- _TASK OBJECTIVE_
Filter on the word "Website": copy each matching line from the listing below.

-------------------------

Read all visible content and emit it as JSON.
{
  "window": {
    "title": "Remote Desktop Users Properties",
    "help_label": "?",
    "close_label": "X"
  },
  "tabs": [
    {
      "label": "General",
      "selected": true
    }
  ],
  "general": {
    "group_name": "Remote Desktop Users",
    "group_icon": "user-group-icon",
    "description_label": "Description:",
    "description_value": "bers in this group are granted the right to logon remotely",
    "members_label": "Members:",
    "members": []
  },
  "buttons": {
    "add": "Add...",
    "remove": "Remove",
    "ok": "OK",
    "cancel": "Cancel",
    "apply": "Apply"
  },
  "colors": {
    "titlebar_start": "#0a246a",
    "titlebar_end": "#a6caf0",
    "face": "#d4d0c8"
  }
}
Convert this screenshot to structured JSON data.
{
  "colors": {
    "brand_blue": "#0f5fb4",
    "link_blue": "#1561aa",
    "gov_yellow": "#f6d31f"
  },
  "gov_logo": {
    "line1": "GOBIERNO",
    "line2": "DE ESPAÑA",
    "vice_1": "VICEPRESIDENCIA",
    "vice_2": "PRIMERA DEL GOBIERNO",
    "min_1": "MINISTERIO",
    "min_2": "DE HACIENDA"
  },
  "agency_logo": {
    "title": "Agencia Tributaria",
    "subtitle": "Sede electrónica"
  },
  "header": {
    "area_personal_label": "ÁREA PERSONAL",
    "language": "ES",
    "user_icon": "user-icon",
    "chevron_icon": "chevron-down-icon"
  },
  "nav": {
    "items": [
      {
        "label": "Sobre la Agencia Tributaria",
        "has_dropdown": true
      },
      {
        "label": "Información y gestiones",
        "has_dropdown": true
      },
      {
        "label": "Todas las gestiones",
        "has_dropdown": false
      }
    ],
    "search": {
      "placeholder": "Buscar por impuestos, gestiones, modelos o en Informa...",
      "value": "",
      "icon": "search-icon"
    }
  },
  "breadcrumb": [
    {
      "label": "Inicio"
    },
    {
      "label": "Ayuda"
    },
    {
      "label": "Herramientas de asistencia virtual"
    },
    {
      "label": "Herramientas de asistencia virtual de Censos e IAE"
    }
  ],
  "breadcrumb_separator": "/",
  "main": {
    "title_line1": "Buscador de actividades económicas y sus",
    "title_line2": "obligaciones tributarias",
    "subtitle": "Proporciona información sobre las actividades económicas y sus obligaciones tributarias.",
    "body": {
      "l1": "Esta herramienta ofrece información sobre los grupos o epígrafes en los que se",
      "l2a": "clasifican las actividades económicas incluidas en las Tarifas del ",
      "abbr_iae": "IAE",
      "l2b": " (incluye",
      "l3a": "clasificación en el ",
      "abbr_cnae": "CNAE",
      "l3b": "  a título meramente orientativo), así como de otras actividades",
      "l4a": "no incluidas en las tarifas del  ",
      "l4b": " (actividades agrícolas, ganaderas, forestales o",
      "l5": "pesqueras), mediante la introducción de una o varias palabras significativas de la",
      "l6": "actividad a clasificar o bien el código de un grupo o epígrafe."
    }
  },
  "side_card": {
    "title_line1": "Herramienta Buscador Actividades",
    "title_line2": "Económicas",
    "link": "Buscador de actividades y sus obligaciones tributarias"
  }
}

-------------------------

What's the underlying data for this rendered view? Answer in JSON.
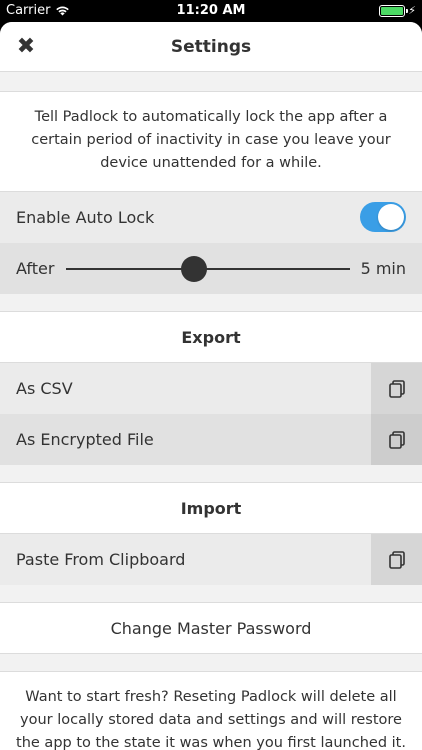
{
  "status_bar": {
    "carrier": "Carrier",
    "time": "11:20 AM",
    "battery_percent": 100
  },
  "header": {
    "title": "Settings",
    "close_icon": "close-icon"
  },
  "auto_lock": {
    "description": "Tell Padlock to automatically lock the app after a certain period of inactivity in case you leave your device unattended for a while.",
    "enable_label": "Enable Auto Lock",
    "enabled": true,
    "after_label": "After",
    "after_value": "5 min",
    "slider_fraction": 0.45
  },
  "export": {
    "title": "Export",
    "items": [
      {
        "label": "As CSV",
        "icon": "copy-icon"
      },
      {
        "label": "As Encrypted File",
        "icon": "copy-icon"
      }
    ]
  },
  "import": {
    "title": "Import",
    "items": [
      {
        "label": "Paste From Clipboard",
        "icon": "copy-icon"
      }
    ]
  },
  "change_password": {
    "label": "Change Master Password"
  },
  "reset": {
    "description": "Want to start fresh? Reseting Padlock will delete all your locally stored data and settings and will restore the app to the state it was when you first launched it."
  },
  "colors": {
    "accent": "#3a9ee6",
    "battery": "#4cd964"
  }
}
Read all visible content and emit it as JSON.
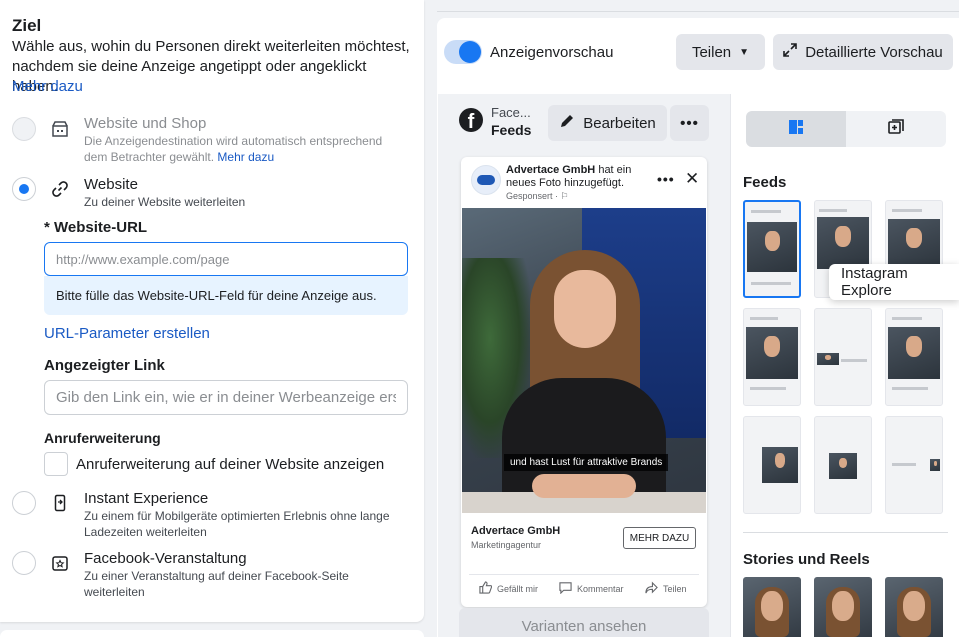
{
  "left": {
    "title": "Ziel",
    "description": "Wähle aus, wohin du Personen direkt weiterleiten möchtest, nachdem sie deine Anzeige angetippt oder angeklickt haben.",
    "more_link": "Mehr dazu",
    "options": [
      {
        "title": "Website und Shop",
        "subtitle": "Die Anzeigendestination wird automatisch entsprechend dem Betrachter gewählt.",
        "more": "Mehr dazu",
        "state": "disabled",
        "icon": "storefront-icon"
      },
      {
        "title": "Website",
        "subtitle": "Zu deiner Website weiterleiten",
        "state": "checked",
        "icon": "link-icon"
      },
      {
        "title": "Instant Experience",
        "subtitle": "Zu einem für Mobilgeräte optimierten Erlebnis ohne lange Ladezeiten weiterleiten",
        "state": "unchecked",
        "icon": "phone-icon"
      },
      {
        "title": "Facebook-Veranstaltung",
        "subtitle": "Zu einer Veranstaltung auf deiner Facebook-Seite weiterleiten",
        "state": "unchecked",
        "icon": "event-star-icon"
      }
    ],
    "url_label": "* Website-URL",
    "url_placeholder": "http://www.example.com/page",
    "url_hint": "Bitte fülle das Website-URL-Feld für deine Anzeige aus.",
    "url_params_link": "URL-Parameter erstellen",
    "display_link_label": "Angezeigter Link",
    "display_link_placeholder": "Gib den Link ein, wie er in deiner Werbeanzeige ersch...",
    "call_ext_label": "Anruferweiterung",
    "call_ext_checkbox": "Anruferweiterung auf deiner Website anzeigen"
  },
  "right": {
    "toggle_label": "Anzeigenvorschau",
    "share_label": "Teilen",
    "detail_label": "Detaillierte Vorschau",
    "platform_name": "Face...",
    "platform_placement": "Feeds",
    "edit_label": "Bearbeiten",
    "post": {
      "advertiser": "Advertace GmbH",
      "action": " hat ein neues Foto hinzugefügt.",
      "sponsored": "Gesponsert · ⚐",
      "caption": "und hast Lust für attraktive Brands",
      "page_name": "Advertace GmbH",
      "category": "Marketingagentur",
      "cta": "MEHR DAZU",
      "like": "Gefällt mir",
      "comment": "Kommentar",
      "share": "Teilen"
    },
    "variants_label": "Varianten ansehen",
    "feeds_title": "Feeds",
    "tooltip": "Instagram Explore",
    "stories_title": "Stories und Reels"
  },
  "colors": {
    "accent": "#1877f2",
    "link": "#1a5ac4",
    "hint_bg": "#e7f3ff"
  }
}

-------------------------

- _PROBLEM SOLUTION_
        "title": "Website und Shop",
        "title": "Website",
        "subtitle": "Zu deiner Website weiterleiten",
    "url_label": "* Website-URL",
    "url_hint": "Bitte fülle das Website-URL-Feld für deine Anzeige aus.",
    "call_ext_checkbox": "Anruferweiterung auf deiner Website anzeigen"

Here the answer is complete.